What you need to do:
Please show every line from the entries that carries the word "content".

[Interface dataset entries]
=====

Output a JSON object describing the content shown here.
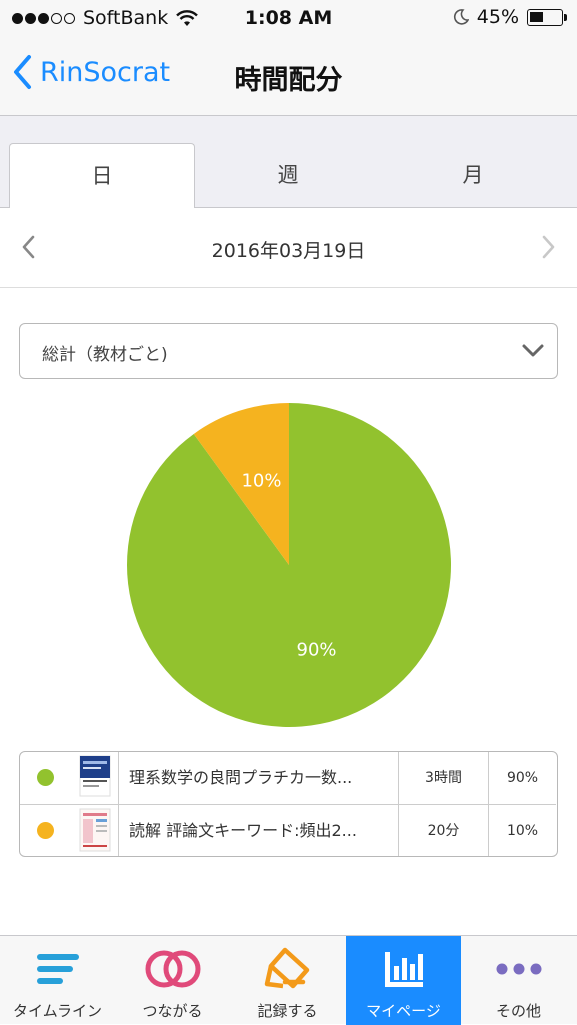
{
  "status": {
    "carrier": "SoftBank",
    "time": "1:08 AM",
    "battery": "45%",
    "signal_bars": 3,
    "signal_total": 5,
    "battery_level": 0.45
  },
  "nav": {
    "back_label": "RinSocrat",
    "title": "時間配分"
  },
  "tabs": [
    {
      "label": "日",
      "active": true
    },
    {
      "label": "週",
      "active": false
    },
    {
      "label": "月",
      "active": false
    }
  ],
  "date": {
    "label": "2016年03月19日"
  },
  "filter": {
    "selected": "総計（教材ごと)"
  },
  "chart_data": {
    "type": "pie",
    "slices": [
      {
        "label": "90%",
        "value": 90,
        "color": "#92c22e"
      },
      {
        "label": "10%",
        "value": 10,
        "color": "#f5b31f"
      }
    ]
  },
  "table": {
    "rows": [
      {
        "color": "#92c22e",
        "name": "理系数学の良問プラチカ一数...",
        "time": "3時間",
        "percent": "90%"
      },
      {
        "color": "#f5b31f",
        "name": "読解 評論文キーワード:頻出2...",
        "time": "20分",
        "percent": "10%"
      }
    ]
  },
  "bottom_tabs": [
    {
      "label": "タイムライン",
      "icon": "timeline-icon",
      "active": false
    },
    {
      "label": "つながる",
      "icon": "connect-rings-icon",
      "active": false
    },
    {
      "label": "記録する",
      "icon": "record-pencil-icon",
      "active": false
    },
    {
      "label": "マイページ",
      "icon": "bar-chart-icon",
      "active": true
    },
    {
      "label": "その他",
      "icon": "more-dots-icon",
      "active": false
    }
  ],
  "colors": {
    "accent": "#1a8cff",
    "green": "#92c22e",
    "orange": "#f5b31f",
    "pink": "#e04a7a",
    "purple": "#7a6cc0"
  }
}
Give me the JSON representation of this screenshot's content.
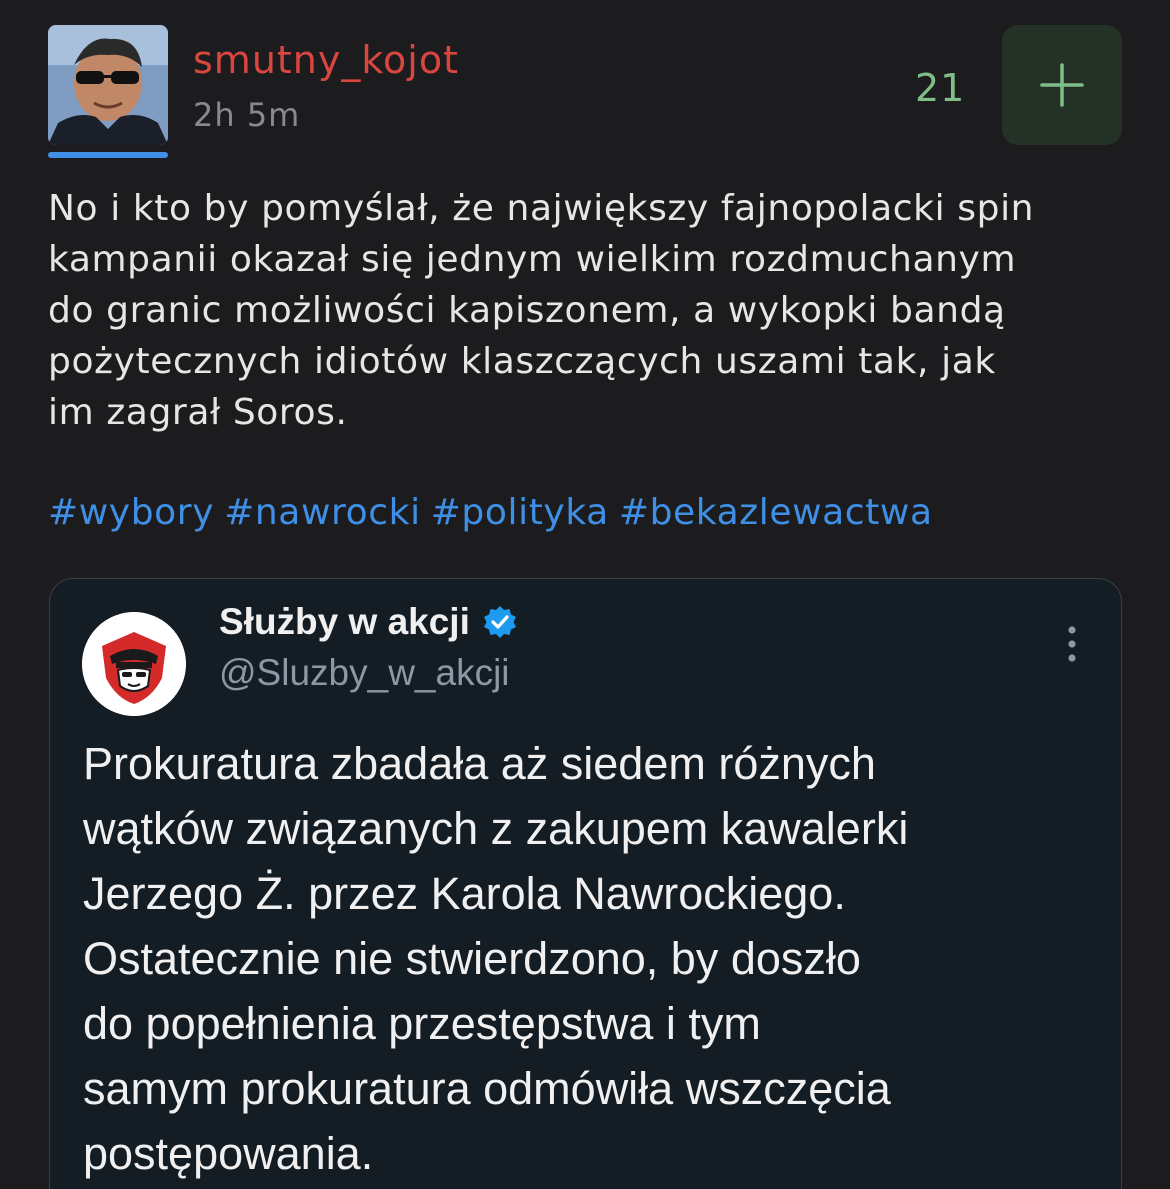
{
  "post": {
    "author": {
      "username": "smutny_kojot",
      "avatar_icon": "user-avatar-photo"
    },
    "timestamp": "2h 5m",
    "votes": {
      "count": "21",
      "plus_icon": "plus-icon"
    },
    "body": "No i kto by pomyślał, że największy fajnopolacki spin\nkampanii okazał się jednym wielkim rozdmuchanym\ndo granic możliwości kapiszonem, a wykopki bandą\npożytecznych idiotów klaszczących uszami tak, jak\nim zagrał Soros.",
    "tags": [
      "#wybory",
      "#nawrocki",
      "#polityka",
      "#bekazlewactwa"
    ]
  },
  "embed": {
    "display_name": "Służby w akcji",
    "handle": "@Sluzby_w_akcji",
    "verified_icon": "verified-badge-icon",
    "more_icon": "more-vertical-icon",
    "text": "Prokuratura zbadała aż siedem różnych\nwątków związanych z zakupem kawalerki\nJerzego Ż. przez Karola Nawrockiego.\nOstatecznie nie stwierdzono, by doszło\ndo popełnienia przestępstwa i tym\nsamym prokuratura odmówiła wszczęcia\npostępowania."
  },
  "colors": {
    "background": "#1c1c1e",
    "username": "#d9453f",
    "vote_count": "#7fbf87",
    "tag": "#3f8fe6",
    "embed_background": "#141c24",
    "verified": "#1d9bf0"
  }
}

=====

Written response:
Output a JSON object describing the content shown here.
Give me the JSON representation of this screenshot's content.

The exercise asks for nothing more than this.